Musical instruments from the University’s world–class collection heralded the half-way point in St Cecilia’s £6.5million renovation.
The musical curiosities were played at a ‘topping out’ ceremony – traditionally held by construction workers – to celebrate progress in the restoration of St Cecilia’s Hall.
Construction workers, University students, staff and project supporters gathered on site for a unique acoustic recital of a 19th century contrabass serpent, performed by musician Tony George.
The copper serpent played dates from around 1815 and was made in Glasgow. It is a descendent of the cornet and a distant ancestor of the tuba. The unusual instrument gets its name from its long cone, which is bent into a snake-like shape.
A 19th century ophicleide – an early predecessor of the tuba – was also played at the event.
Jacky MacBeath, Head of Museums at the University of Edinburgh, said: “The topping out ceremony was a wonderful opportunity to celebrate reaching a landmark moment in St Cecilia’s Hall’s renovation.
“The performance was a fitting tribute for the project and gave our students, partners and contractors the chance to experience some of the world’s finest instruments that will be on public display in the near future.”
Violins, horns, diamonds and a crocodile: SCO Connects with MIMEd

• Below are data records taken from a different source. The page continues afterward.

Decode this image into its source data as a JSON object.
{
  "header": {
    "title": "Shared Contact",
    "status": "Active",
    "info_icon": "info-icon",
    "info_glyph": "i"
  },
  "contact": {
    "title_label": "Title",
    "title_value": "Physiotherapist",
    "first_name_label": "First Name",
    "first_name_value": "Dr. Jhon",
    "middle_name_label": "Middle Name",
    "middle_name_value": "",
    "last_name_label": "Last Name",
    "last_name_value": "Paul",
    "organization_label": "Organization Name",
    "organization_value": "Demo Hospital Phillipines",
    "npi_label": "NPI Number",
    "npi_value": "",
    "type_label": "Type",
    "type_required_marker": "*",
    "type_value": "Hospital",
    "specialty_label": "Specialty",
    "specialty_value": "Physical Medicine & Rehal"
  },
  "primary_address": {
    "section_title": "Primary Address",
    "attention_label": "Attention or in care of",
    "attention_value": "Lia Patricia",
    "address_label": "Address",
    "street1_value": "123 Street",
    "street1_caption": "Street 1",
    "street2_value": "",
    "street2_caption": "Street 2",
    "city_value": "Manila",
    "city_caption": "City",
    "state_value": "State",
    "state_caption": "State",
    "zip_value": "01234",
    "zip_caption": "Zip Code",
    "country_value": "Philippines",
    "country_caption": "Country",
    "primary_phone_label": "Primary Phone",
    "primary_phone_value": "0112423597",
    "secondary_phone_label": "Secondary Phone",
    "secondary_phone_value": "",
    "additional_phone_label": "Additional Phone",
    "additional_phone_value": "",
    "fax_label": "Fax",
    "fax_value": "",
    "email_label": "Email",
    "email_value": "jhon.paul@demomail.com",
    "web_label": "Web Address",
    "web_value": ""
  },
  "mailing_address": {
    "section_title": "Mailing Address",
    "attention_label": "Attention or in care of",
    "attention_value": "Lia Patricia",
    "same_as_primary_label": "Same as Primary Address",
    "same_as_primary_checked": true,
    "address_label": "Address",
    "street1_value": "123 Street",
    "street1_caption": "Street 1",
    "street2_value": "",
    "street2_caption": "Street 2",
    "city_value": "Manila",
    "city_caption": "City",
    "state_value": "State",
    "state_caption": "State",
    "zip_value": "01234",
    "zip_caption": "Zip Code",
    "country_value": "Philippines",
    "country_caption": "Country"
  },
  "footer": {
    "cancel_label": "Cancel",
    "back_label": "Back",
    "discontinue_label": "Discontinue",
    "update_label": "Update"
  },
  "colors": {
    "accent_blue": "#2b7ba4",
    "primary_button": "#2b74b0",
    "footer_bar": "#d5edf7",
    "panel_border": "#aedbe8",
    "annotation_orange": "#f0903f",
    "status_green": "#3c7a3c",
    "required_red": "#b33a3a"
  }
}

Reaching out and establishing ties to the community are important elements of the redevelopment of St Cecilia’s Hall. But how does a museum work with the community when the building is closed? By creating partnerships and taking our collections out into the community.
Recently MIMEd partnered with the Scottish Chamber Orchestra to provide quality performances and programming to audiences of all ages. SCO Connect, the creative learning team of the orchestra, worked with MIMEd Learning & Engagement Curator, Sarah Deters, to organise two Family Workshops which combined storytelling, live musical performance, and museum ‘show and tell’ for children aged 4-10 and their parents or care givers. The participants heard excerpts from The Crocodiamond, the story of Rita, a young girl who foils the theft of the largest diamond in the world. Providing the soundtrack for our storyteller were two musicians from the SCO playing violin, horn, and assorted percussion instruments.
Before and after the workshops participants had the opportunity to learn about, hear, and play items from the collections of MIMEd. Visitors young and old explored the sounds of serpents, horns, and even a Picco pipe (the smallest form of a duct flute).
The workshops were a great way to combine fun, learning, performance and MIMEd looks forward to future collaborations with the SCO and their creative learning team.
The project to renovate Scotland’s oldest concert hall has received a generous donation from a University alumnus.
The bequest of £5,000 was donated by Robert McCracken, LLB who graduated in 1979.
Mr McCracken said: “I donated to the St Cecilia’s Hall project because it captured my interest and imagination in a number of different ways that were important to me.
“Firstly, it has strong historic significance for the City of Edinburgh, where I attended school and university, and to which I still have strong links. Secondly, it appealed to my interest in music, both for its beauty and potential as a venue for baroque music, and as a home for a wonderful period collection of harpsichords and other similar instruments.
“After very kindly being given a guided tour of the instruments, including a fascinating chat with the curator, I was hooked!”
The donation is a further boost to the project, which received a £100,000 award from Edinburgh World Heritage earlier this year, and £825,500 from the Heritage Lottery Fund in March 2014.
If you would like to find out more about supporting the St Cecilia’s Hall project, please email Leisa.Thomas@ed.ac.uk.